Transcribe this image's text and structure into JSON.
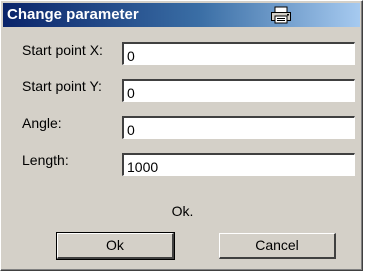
{
  "window": {
    "title": "Change parameter",
    "title_icon": "printer-icon",
    "title_gradient": [
      "#0a246a",
      "#a6caf0"
    ],
    "face_color": "#d4d0c8"
  },
  "fields": [
    {
      "label": "Start point X:",
      "value": "0"
    },
    {
      "label": "Start point Y:",
      "value": "0"
    },
    {
      "label": "Angle:",
      "value": "0"
    },
    {
      "label": "Length:",
      "value": "1000"
    }
  ],
  "status_text": "Ok.",
  "buttons": {
    "ok_label": "Ok",
    "cancel_label": "Cancel"
  }
}
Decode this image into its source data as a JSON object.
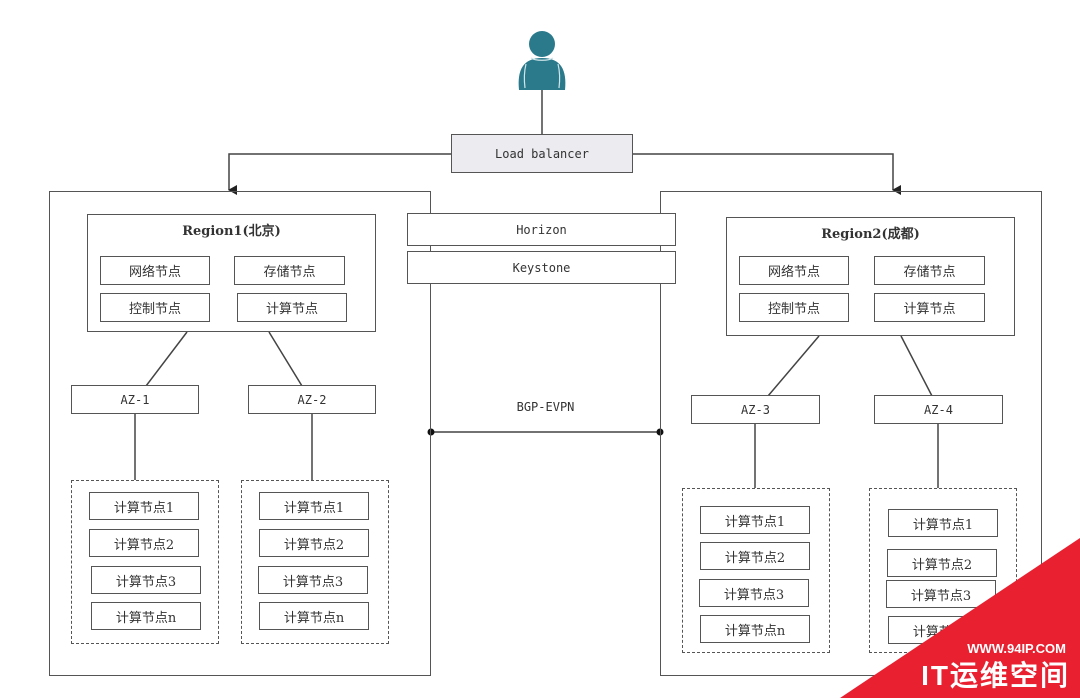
{
  "user": {
    "icon": "user-icon",
    "color": "#2a7a8c"
  },
  "load_balancer": "Load balancer",
  "shared_services": [
    "Horizon",
    "Keystone"
  ],
  "interconnect": "BGP-EVPN",
  "regions": [
    {
      "title": "Region1(北京)",
      "nodes": [
        "网络节点",
        "存储节点",
        "控制节点",
        "计算节点"
      ],
      "azs": [
        {
          "name": "AZ-1",
          "compute": [
            "计算节点1",
            "计算节点2",
            "计算节点3",
            "计算节点n"
          ]
        },
        {
          "name": "AZ-2",
          "compute": [
            "计算节点1",
            "计算节点2",
            "计算节点3",
            "计算节点n"
          ]
        }
      ]
    },
    {
      "title": "Region2(成都)",
      "nodes": [
        "网络节点",
        "存储节点",
        "控制节点",
        "计算节点"
      ],
      "azs": [
        {
          "name": "AZ-3",
          "compute": [
            "计算节点1",
            "计算节点2",
            "计算节点3",
            "计算节点n"
          ]
        },
        {
          "name": "AZ-4",
          "compute": [
            "计算节点1",
            "计算节点2",
            "计算节点3",
            "计算节点n"
          ]
        }
      ]
    }
  ],
  "watermark": {
    "url": "WWW.94IP.COM",
    "name": "IT运维空间",
    "color": "#e8202f"
  }
}
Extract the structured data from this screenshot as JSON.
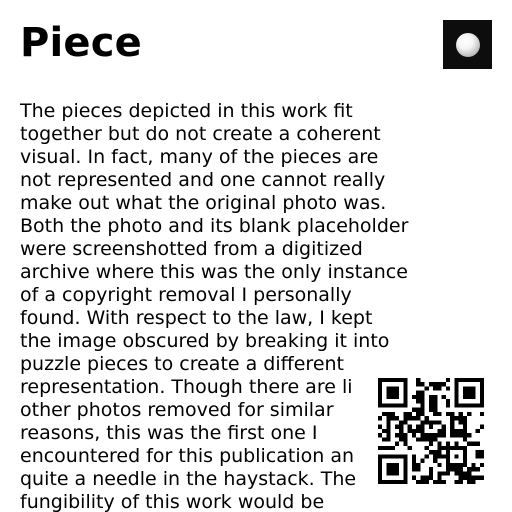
{
  "title": "Piece",
  "thumbnail": {
    "icon": "sphere-icon",
    "background_color": "#0d0d0d"
  },
  "description_lines": [
    "The pieces depicted in this work fit",
    "together but do not create a coherent",
    "visual. In fact, many of the pieces are",
    "not represented and one cannot really",
    "make out what the original photo was.",
    "Both the photo and its blank placeholder",
    "were screenshotted from a digitized",
    "archive where this was the only instance",
    "of a copyright removal I personally",
    "found. With respect to the law, I kept",
    "the image obscured by breaking it into",
    "puzzle pieces to create a different",
    "representation. Though there are li",
    "other photos removed for similar",
    "reasons, this was the first one I",
    "encountered for this publication an",
    "quite a needle in the haystack. The",
    "fungibility of this work would be"
  ],
  "qr_code": {
    "icon": "qr-code-icon",
    "color": "#000000"
  }
}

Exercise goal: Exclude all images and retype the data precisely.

Written response:
Transcribe this image's text and structure into JSON.
{
  "window": {
    "title": "Change parameter",
    "title_icon": "printer-icon",
    "title_gradient": [
      "#0a246a",
      "#a6caf0"
    ],
    "face_color": "#d4d0c8"
  },
  "fields": [
    {
      "label": "Start point X:",
      "value": "0"
    },
    {
      "label": "Start point Y:",
      "value": "0"
    },
    {
      "label": "Angle:",
      "value": "0"
    },
    {
      "label": "Length:",
      "value": "1000"
    }
  ],
  "status_text": "Ok.",
  "buttons": {
    "ok_label": "Ok",
    "cancel_label": "Cancel"
  }
}
Decode this image into its source data as a JSON object.
{
  "user": {
    "icon": "user-icon",
    "color": "#2a7a8c"
  },
  "load_balancer": "Load balancer",
  "shared_services": [
    "Horizon",
    "Keystone"
  ],
  "interconnect": "BGP-EVPN",
  "regions": [
    {
      "title": "Region1(北京)",
      "nodes": [
        "网络节点",
        "存储节点",
        "控制节点",
        "计算节点"
      ],
      "azs": [
        {
          "name": "AZ-1",
          "compute": [
            "计算节点1",
            "计算节点2",
            "计算节点3",
            "计算节点n"
          ]
        },
        {
          "name": "AZ-2",
          "compute": [
            "计算节点1",
            "计算节点2",
            "计算节点3",
            "计算节点n"
          ]
        }
      ]
    },
    {
      "title": "Region2(成都)",
      "nodes": [
        "网络节点",
        "存储节点",
        "控制节点",
        "计算节点"
      ],
      "azs": [
        {
          "name": "AZ-3",
          "compute": [
            "计算节点1",
            "计算节点2",
            "计算节点3",
            "计算节点n"
          ]
        },
        {
          "name": "AZ-4",
          "compute": [
            "计算节点1",
            "计算节点2",
            "计算节点3",
            "计算节点n"
          ]
        }
      ]
    }
  ],
  "watermark": {
    "url": "WWW.94IP.COM",
    "name": "IT运维空间",
    "color": "#e8202f"
  }
}
Extract the structured data from this screenshot as JSON.
{
  "title": "Piece",
  "thumbnail": {
    "icon": "sphere-icon",
    "background_color": "#0d0d0d"
  },
  "description_lines": [
    "The pieces depicted in this work fit",
    "together but do not create a coherent",
    "visual. In fact, many of the pieces are",
    "not represented and one cannot really",
    "make out what the original photo was.",
    "Both the photo and its blank placeholder",
    "were screenshotted from a digitized",
    "archive where this was the only instance",
    "of a copyright removal I personally",
    "found. With respect to the law, I kept",
    "the image obscured by breaking it into",
    "puzzle pieces to create a different",
    "representation. Though there are li",
    "other photos removed for similar",
    "reasons, this was the first one I",
    "encountered for this publication an",
    "quite a needle in the haystack. The",
    "fungibility of this work would be"
  ],
  "qr_code": {
    "icon": "qr-code-icon",
    "color": "#000000"
  }
}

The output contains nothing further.